As mentioned earlier herein, one of the features of the present invention is that its basic elements may be used to form a prior art current-controlled inverter where this prior art inverter produces the same output current and voltage as the present inverter when its energizing direct-current voltage level is equal to twice that of the voltage from source 27 of FIG. 2. Such a prior art inverter using the basic components of FIG. 1 is shown in FIG. 3. This inverter is that disclosed and described in the previously-mentioned Bishop et al. patent with the Bishop et al. saturable reactor 15 and output transformer 26 being replaced by the present reactors and output transformer, respectively, as shown. The operation of FIG. 3 may be appreciated by referring to the Bishop et al. patent.

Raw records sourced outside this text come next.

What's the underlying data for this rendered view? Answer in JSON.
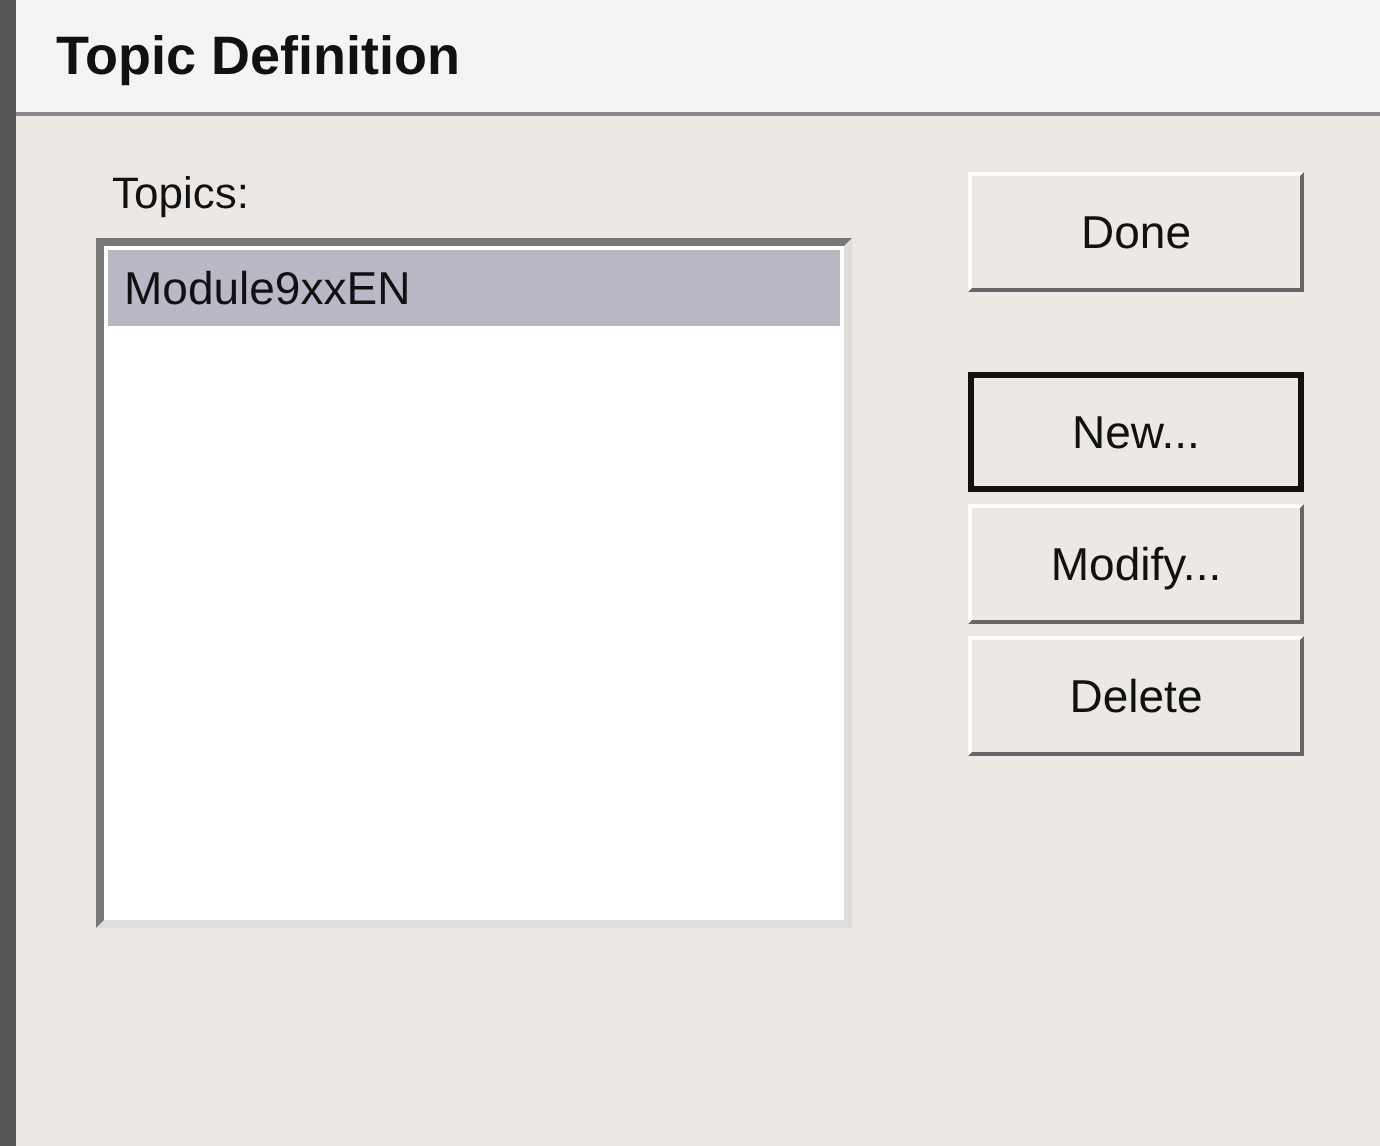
{
  "window": {
    "title": "Topic Definition"
  },
  "topics": {
    "label": "Topics:",
    "items": [
      {
        "label": "Module9xxEN",
        "selected": true
      }
    ]
  },
  "buttons": [
    {
      "label": "Done",
      "default": false
    },
    {
      "label": "New...",
      "default": true
    },
    {
      "label": "Modify...",
      "default": false
    },
    {
      "label": "Delete",
      "default": false
    }
  ]
}
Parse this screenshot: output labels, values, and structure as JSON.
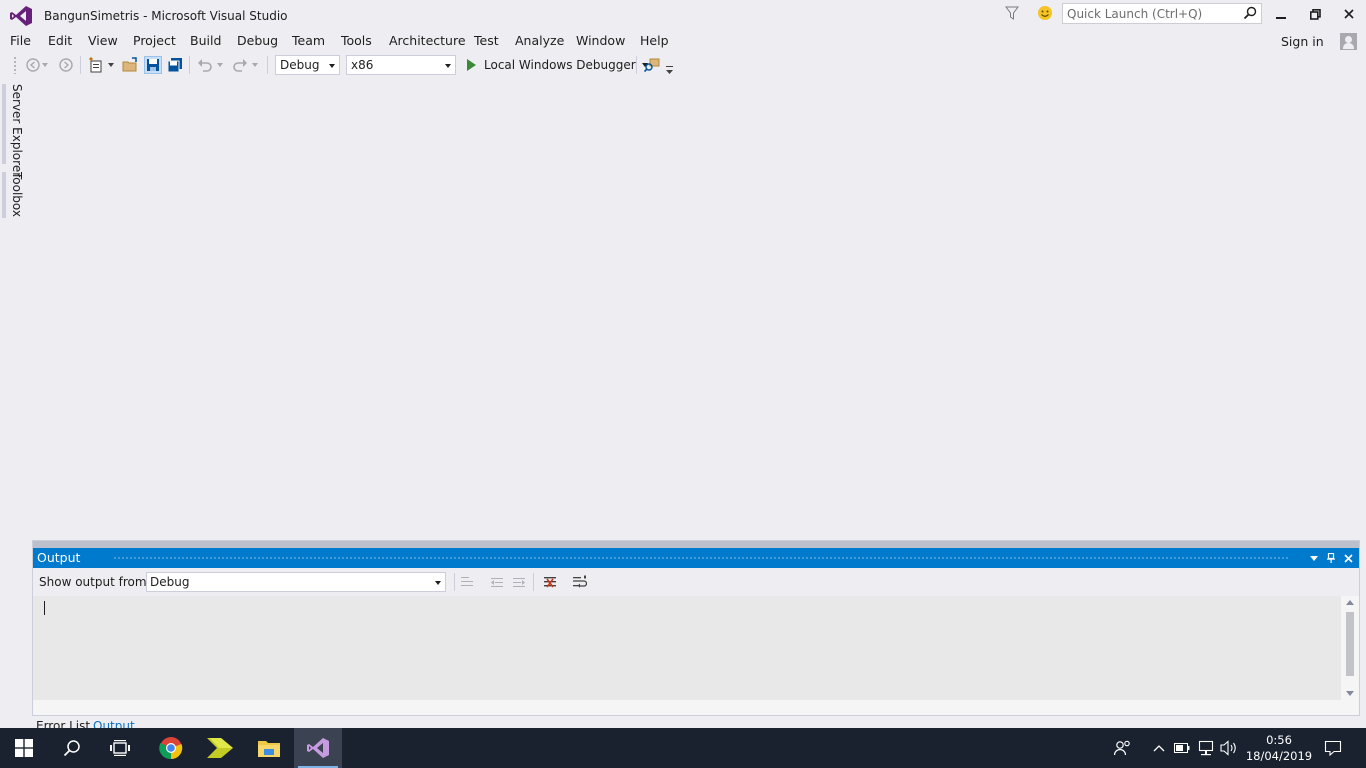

The voltage and current stresses on like elements in FIGS. 1 and 3 are the same with the exception that the rms currents in the reactors and the output transformer of FIG. 3 are slightly less than those in the reactors and the output transformer of FIG. 1. The advantage of being able to use the same basic components to form two inverters having the same output characteristics but responsive to energizing voltage levels having a two-to-one ratio is believed apparent when it is considered that popular direct-current voltage levels are 6, 12, 24, and 48 volts.

Finally, saturable reactors 22 and 23 need not be single units but may be combined into one unit. One combination based upon the teachings of Control Engineer's Handbook, edited by J. G. Truxal (McGraw-Hill 1958), pp. 7-26, is disclosed in FIG. 4.